CGI. mod_cgi should be changed only then.

Adding hooks to a basic *utility* function is not an option. That is really
error prone, because you're starting to influence code that you cannot control.

Finally, one hook with (r) is enough. You want to modify r->subprocess_env after
it was filled in, nothing else. How it was built before is totally the same to
the hook function.

Other opinions would be appreciated here.
Comment 6 Geoffrey Young 2004-05-12 00:00:59 UTC
the simple way would be that if a flag is set (configuration directive or
whatnot) and if the variable is already defined in subprocess_env, use the
existing value instead.  the directive could look like

  AllowEnvironmentOverride On

you could also do 
  AllowEnvironmentOverride REMOTE_USER
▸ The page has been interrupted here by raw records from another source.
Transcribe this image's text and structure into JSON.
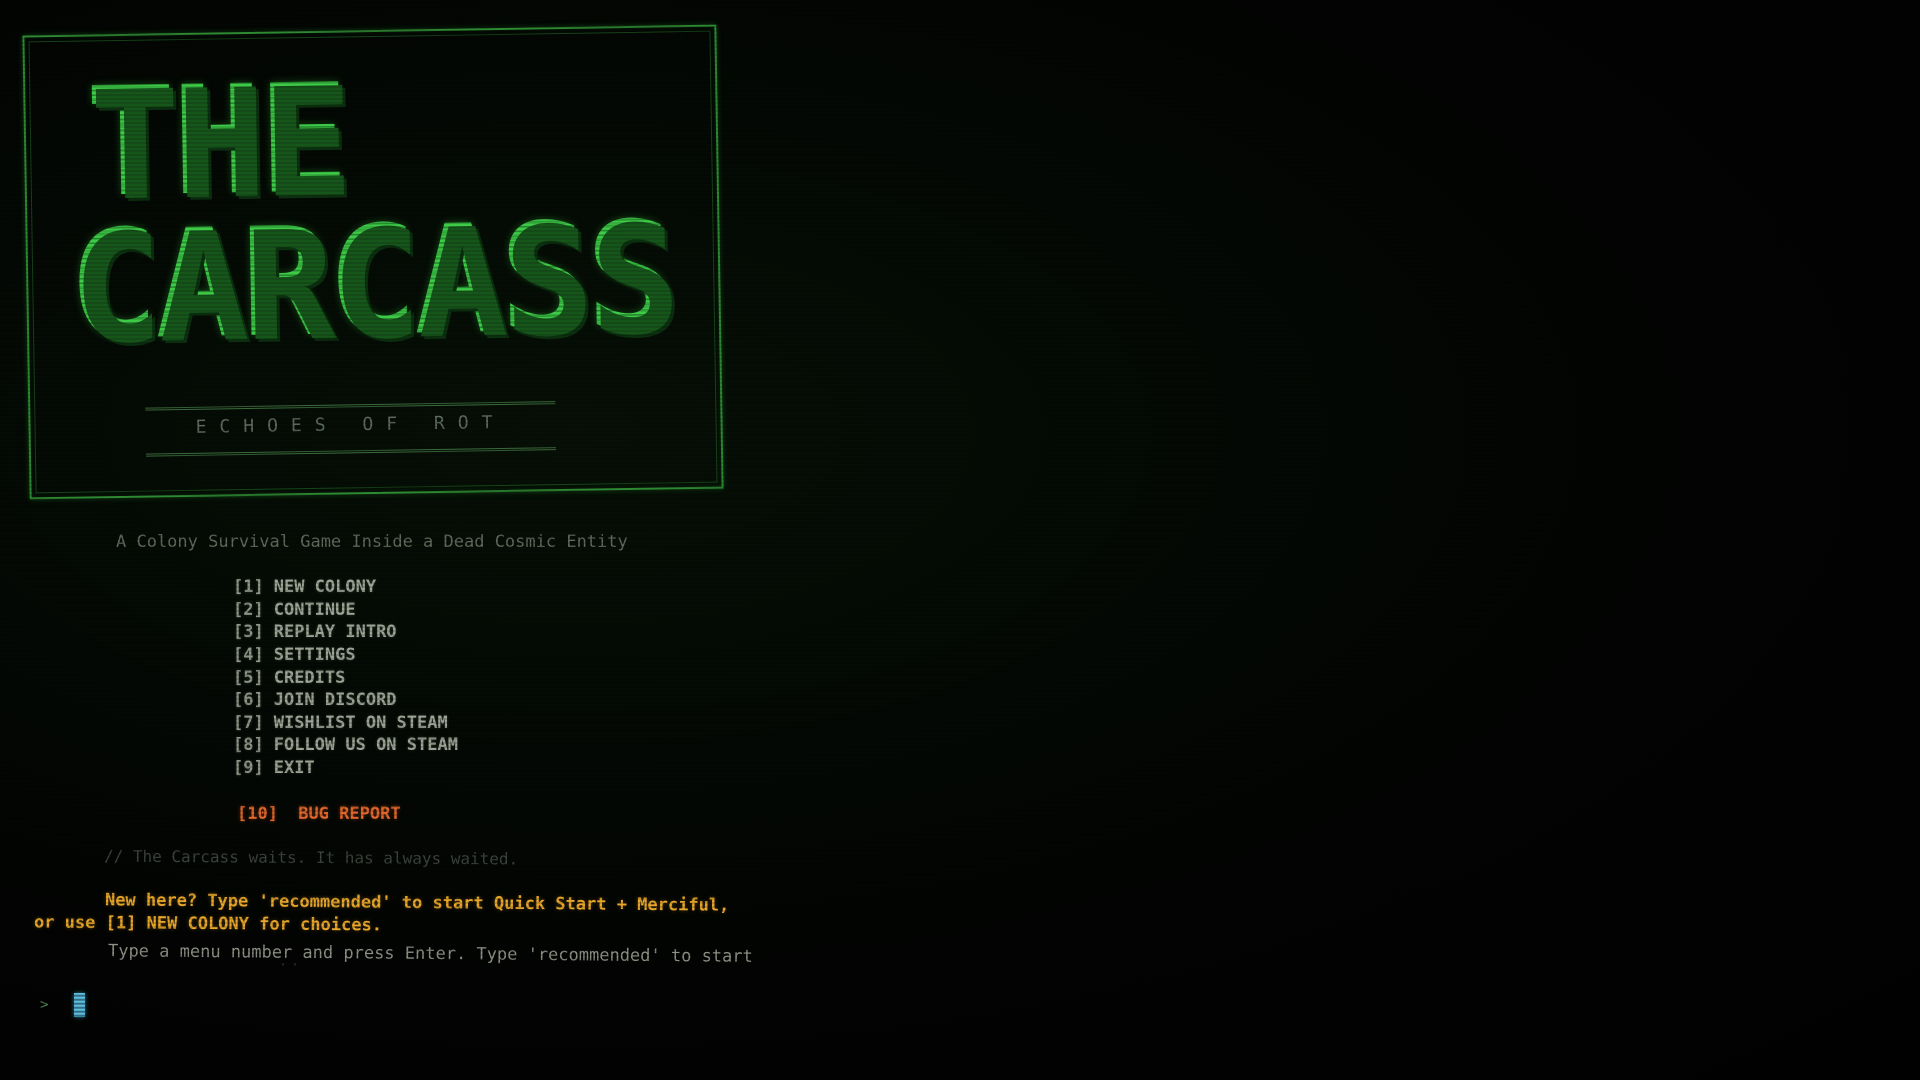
{
  "title": {
    "line1": "THE",
    "line2": "CARCASS",
    "tagline": "ECHOES OF ROT"
  },
  "subtitle": "A Colony Survival Game Inside a Dead Cosmic Entity",
  "menu": {
    "items": [
      {
        "key": "[1]",
        "label": "NEW COLONY"
      },
      {
        "key": "[2]",
        "label": "CONTINUE"
      },
      {
        "key": "[3]",
        "label": "REPLAY INTRO"
      },
      {
        "key": "[4]",
        "label": "SETTINGS"
      },
      {
        "key": "[5]",
        "label": "CREDITS"
      },
      {
        "key": "[6]",
        "label": "JOIN DISCORD"
      },
      {
        "key": "[7]",
        "label": "WISHLIST ON STEAM"
      },
      {
        "key": "[8]",
        "label": "FOLLOW US ON STEAM"
      },
      {
        "key": "[9]",
        "label": "EXIT"
      }
    ],
    "bug_report": {
      "key": "[10]",
      "label": "BUG REPORT"
    }
  },
  "comment": "// The Carcass waits. It has always waited.",
  "hint": {
    "line1": "New here? Type 'recommended' to start Quick Start + Merciful,",
    "line2": "or use [1] NEW COLONY for choices."
  },
  "instructions": "Type a menu number and press Enter. Type 'recommended' to start",
  "instructions_tail": "' '",
  "prompt": {
    "symbol": ">",
    "value": "",
    "placeholder": ""
  },
  "colors": {
    "logo_green": "#39b443",
    "frame_green": "#2e8a32",
    "menu_text": "#9da395",
    "bug_report_orange": "#e0662b",
    "hint_amber": "#e8a62a",
    "cursor_cyan": "#5fc0e0",
    "background": "#020302"
  },
  "icons": {
    "prompt": "prompt-chevron-icon",
    "cursor": "block-cursor-icon"
  }
}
or whatnot, but the ability to use mod_env or other means to set subprocess_env
usually comes with the ability to edit httpd.conf as well.
Comment 7 Jim Schneider 2004-05-12 12:56:01 UTC
That's a great idea.  I'll work on it this morning.  Any preference as to doing
this as a standalone module, or tying it into a standard module?
Comment 8 William A. Rowe Jr. 2018-11-07 21:09:27 UTC
Please help us to refine our list of open and current defects; this is a mass update of old and inactive Bugzilla reports which reflect user error, already resolved defects, and still-existing defects in httpd.

As repeatedly announced, the Apache HTTP Server Project has discontinued all development and patch review of the 2.2.x series of releases. The final release 2.2.34 was published in July 2017, and no further evaluation of bug reports or security risks will be considered or published for 2.2.x releases. All reports older than 2.4.x have been updated to status RESOLVED/LATER; no further action is expected unless the report still applies to a current version of httpd.

If your report represented a question or confusion about how to use an httpd feature, an unexpected server behavior, problems building or installing httpd, or working with an external component (a third party module, browser etc.) we ask you to start by bringing your question to the User Support and Discussion mailing list, see [https://httpd.apache.org/lists.html#http-users] for details. Include a link to this Bugzilla report for completeness with your question.

If your report was clearly a defect in httpd or a feature request, we ask that you retest using a modern httpd release (2.4.33 or later) released in the past year. If it can be reproduced, please reopen this bug and change the Version field above to the httpd version you have reconfirmed with.

Your help in identifying defects or enhancements still applicable to the current httpd server software release is greatly appreciated.